WHAT THE EXERCISE ASKS =>
Below are records; copy every line among them that contains the word "Precio".

============================================================

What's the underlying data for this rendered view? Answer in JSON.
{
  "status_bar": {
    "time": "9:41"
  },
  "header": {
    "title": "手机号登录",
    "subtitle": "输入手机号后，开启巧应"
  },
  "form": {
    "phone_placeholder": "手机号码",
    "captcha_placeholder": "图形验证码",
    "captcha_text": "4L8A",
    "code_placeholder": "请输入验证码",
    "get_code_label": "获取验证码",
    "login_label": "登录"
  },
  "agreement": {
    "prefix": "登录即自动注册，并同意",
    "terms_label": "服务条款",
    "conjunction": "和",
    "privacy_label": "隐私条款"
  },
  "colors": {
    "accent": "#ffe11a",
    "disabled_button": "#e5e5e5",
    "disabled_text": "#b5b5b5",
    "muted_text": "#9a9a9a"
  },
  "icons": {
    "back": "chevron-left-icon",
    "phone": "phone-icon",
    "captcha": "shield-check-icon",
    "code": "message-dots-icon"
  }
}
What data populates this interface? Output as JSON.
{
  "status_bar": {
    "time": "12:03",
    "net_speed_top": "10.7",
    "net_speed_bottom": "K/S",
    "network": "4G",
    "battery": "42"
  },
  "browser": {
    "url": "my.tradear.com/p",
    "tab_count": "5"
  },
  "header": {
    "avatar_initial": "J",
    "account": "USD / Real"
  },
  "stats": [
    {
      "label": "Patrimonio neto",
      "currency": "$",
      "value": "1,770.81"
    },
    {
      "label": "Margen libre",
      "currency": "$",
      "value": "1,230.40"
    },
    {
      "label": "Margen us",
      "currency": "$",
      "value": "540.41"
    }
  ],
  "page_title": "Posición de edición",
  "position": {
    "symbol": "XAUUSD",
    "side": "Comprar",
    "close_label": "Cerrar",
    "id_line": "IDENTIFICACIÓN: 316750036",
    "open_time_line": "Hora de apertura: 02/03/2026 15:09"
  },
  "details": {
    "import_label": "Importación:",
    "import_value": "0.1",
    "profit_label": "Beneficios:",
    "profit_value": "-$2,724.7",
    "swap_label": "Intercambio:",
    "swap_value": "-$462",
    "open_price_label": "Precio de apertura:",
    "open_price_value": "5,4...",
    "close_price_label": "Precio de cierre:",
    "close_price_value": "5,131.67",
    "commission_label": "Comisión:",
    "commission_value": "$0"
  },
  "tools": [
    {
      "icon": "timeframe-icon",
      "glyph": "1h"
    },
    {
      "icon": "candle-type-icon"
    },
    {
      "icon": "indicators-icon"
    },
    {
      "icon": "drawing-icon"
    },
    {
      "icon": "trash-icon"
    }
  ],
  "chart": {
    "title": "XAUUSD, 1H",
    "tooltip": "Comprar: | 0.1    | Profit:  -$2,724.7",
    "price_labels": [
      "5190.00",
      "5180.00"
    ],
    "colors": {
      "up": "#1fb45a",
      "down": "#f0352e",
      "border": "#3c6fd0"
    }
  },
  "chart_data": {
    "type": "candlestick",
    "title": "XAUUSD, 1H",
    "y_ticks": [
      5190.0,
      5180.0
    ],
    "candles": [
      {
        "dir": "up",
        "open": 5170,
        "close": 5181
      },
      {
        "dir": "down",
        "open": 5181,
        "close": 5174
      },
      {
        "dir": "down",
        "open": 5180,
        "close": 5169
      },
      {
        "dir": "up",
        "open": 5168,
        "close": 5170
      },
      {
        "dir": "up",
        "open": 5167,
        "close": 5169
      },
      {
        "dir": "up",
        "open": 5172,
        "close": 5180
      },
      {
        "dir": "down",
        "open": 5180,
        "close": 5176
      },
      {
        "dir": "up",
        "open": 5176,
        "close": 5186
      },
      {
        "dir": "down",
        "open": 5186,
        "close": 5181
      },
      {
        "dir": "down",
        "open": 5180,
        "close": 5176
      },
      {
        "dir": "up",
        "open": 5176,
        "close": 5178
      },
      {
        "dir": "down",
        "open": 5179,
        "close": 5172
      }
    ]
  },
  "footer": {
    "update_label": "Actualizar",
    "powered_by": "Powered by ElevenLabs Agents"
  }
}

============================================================

PROBLEM SOLUTION =>
    "open_price_label": "Precio de apertura:",
    "close_price_label": "Precio de cierre:",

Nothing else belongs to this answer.